CPU vs GPU vs DPU vs TPU vs APU

Last Updated: 2023-03-24


  • CPU: Fewer cores, but each core is much faster and much more capable; great at sequential tasks
  • GPU: More cores, but each core is much slower and “dumber”; great for parallel tasks

CPU is for general-purpose computing, the GPU is for accelerated computing, and the DPU, which moves data around the data center, does data processing.

DPUs, or data processing units, a new class of programmable processor and will join CPUs and GPUs as one of the three pillars of computing.

A DPU generally contains a CPU, NIC and programmable data acceleration engines. DPUs have been increasingly used in data centers and supercomputers.

GPU: parallel processing capabilities make them ideal for accelerated computing tasks of all kinds.

A DPU is a system on a chip, or SoC. The DPU can be used as a stand-alone embedded processor. But it’s more often incorporated into a SmartNIC, a network interface controller used as a critical component in a next-generation server.

functions: Data packet parsing, bypass the CPU and feed networked data directly to GPUs, Network virtualization

APU - Associative Process Unit

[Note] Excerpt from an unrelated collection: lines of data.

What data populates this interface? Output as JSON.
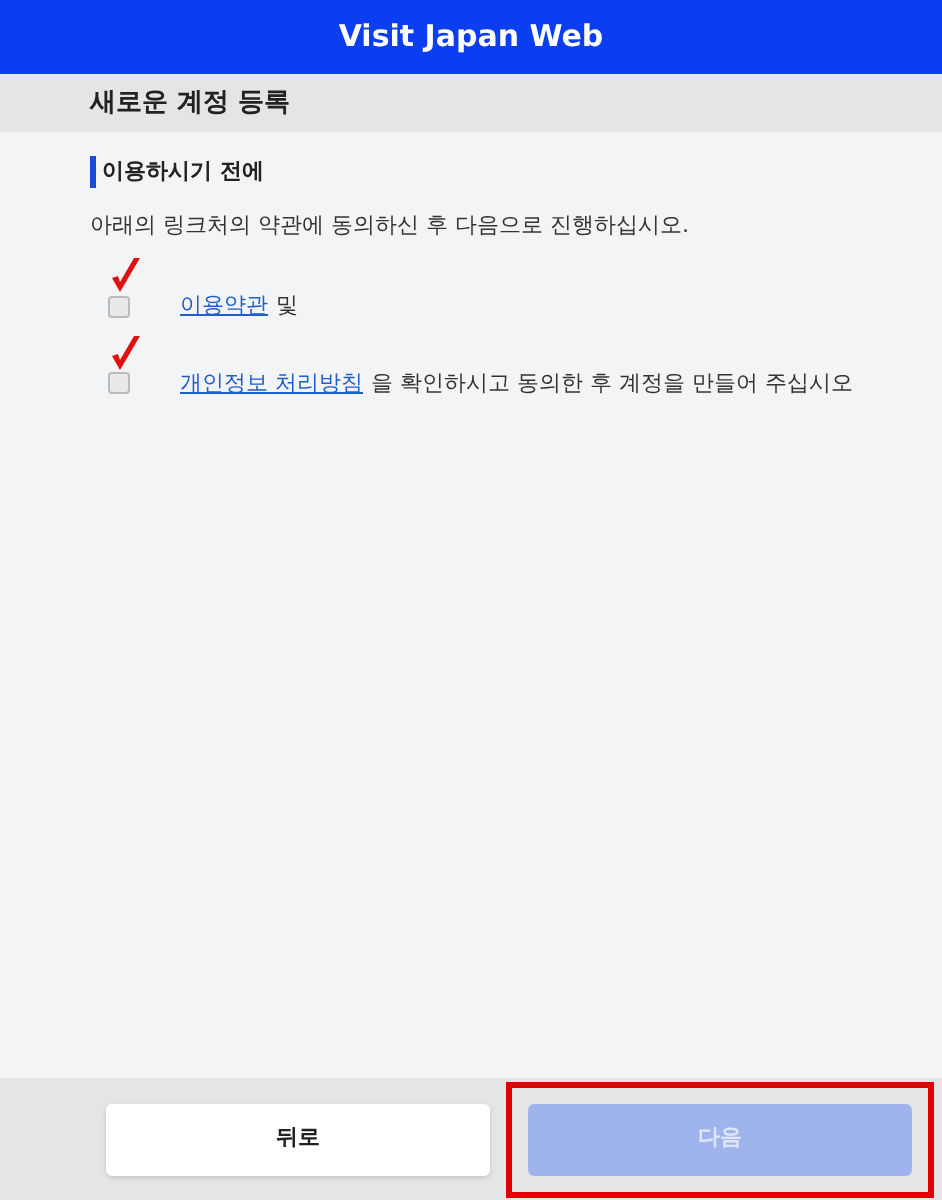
{
  "header": {
    "title": "Visit Japan Web"
  },
  "page_title": "새로운 계정 등록",
  "section": {
    "heading": "이용하시기 전에",
    "intro": "아래의 링크처의 약관에 동의하신 후 다음으로 진행하십시오.",
    "agreements": [
      {
        "link": "이용약관",
        "text": "및",
        "checked": false,
        "annotated": true
      },
      {
        "link": "개인정보 처리방침",
        "text": "을 확인하시고 동의한 후 계정을 만들어 주십시오",
        "checked": false,
        "annotated": true
      }
    ]
  },
  "footer": {
    "buttons": [
      {
        "label": "뒤로",
        "kind": "secondary",
        "disabled": false,
        "highlighted": false
      },
      {
        "label": "다음",
        "kind": "primary",
        "disabled": true,
        "highlighted": true
      }
    ]
  }
}
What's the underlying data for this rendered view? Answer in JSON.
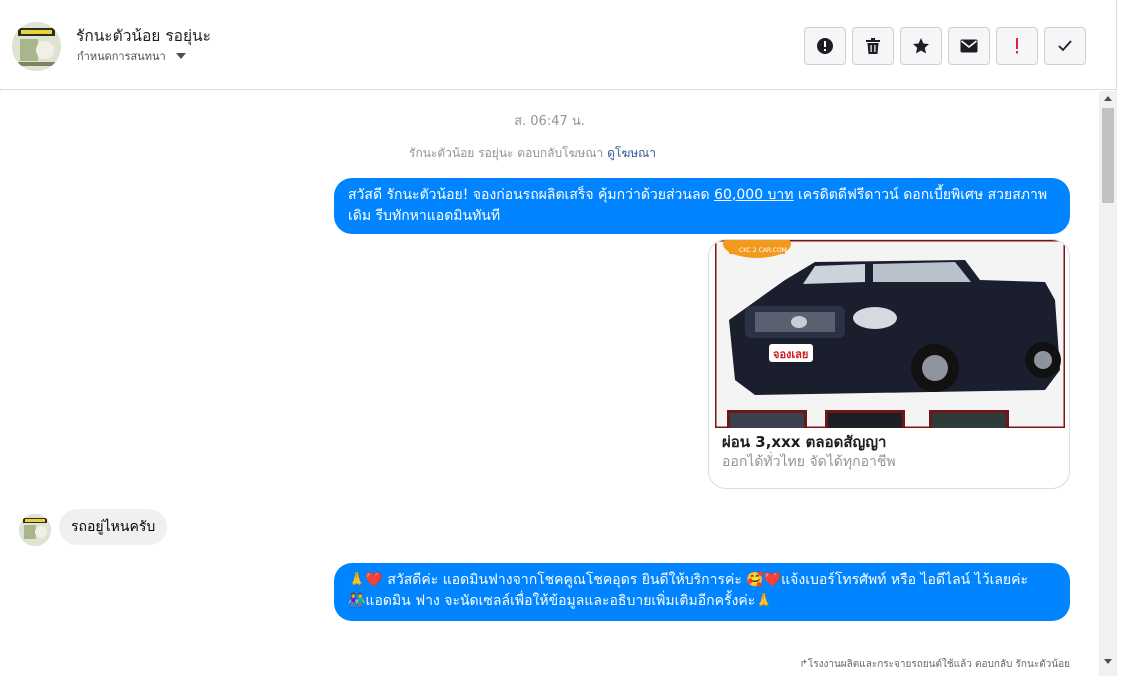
{
  "header": {
    "contact_name": "รักนะตัวน้อย รอยุ่นะ",
    "assign_label": "กำหนดการสนทนา"
  },
  "actions": [
    {
      "name": "spam-button",
      "icon": "alert-circle-icon"
    },
    {
      "name": "delete-button",
      "icon": "trash-icon"
    },
    {
      "name": "star-button",
      "icon": "star-icon"
    },
    {
      "name": "mark-unread-button",
      "icon": "envelope-icon"
    },
    {
      "name": "follow-up-button",
      "icon": "exclamation-icon"
    },
    {
      "name": "done-button",
      "icon": "check-icon"
    }
  ],
  "conversation": {
    "timestamp": "ส. 06:47 น.",
    "system_note_prefix": "รักนะตัวน้อย รอยุ่นะ ตอบกลับโฆษณา",
    "system_note_link": "ดูโฆษณา",
    "msg1_part1": "สวัสดี รักนะตัวน้อย! จองก่อนรถผลิตเสร็จ คุ้มกว่าด้วยส่วนลด ",
    "msg1_link": "60,000 บาท",
    "msg1_part2": " เครดิตดีฟรีดาวน์ ดอกเบี้ยพิเศษ สวยสภาพเดิม รีบทักหาแอดมินทันที",
    "card_title": "ผ่อน 3,xxx ตลอดสัญญา",
    "card_subtitle": "ออกได้ทั่วไทย จัดได้ทุกอาชีพ",
    "card_logo_text": "CKC 2 CAR.COM",
    "card_badge_text": "จองเลย",
    "incoming_msg": "รถอยู่ไหนครับ",
    "msg2_line1": "🙏❤️ สวัสดีค่ะ แอดมินฟางจากโชคคูณโชคอุดร ยินดีให้บริการค่ะ  🥰❤️แจ้งเบอร์โทรศัพท์ หรือ ไอดีไลน์  ไว้เลยค่ะ",
    "msg2_line2": "👫แอดมิน ฟาง จะนัดเซลล์เพื่อให้ข้อมูลและอธิบายเพิ่มเติมอีกครั้งค่ะ🙏",
    "footer_note": "↱โรงงานผลิตและกระจายรถยนต์ใช้แล้ว ตอบกลับ รักนะตัวน้อย"
  },
  "colors": {
    "outgoing_bubble": "#0084ff",
    "incoming_bubble": "#f1f0f0",
    "follow_up_icon": "#e41e3f"
  }
}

Tensor Processing Unit (TPU) is an AI accelerator application-specific integrated circuit (ASIC) developed by Google. TPUs are designed for a high volume of low precision computation (e.g. as little as 8-bit precision)[2] with more input/output operations per joule, without hardware for rasterisation/texture mapping.

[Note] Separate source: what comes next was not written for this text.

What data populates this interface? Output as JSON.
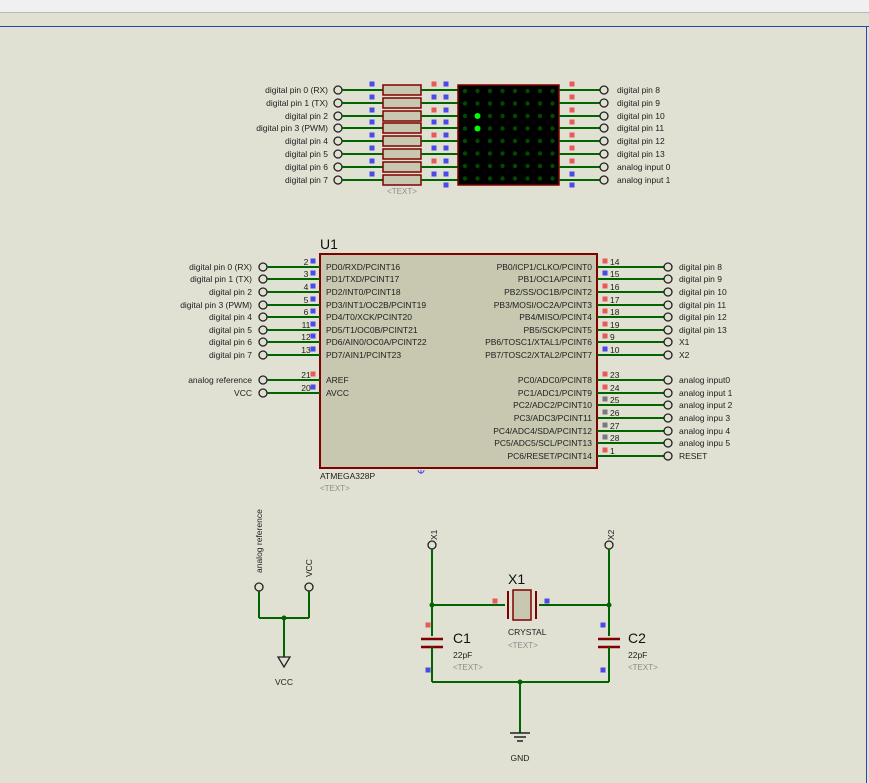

using DPUs to accelerate network functions and secure workloads.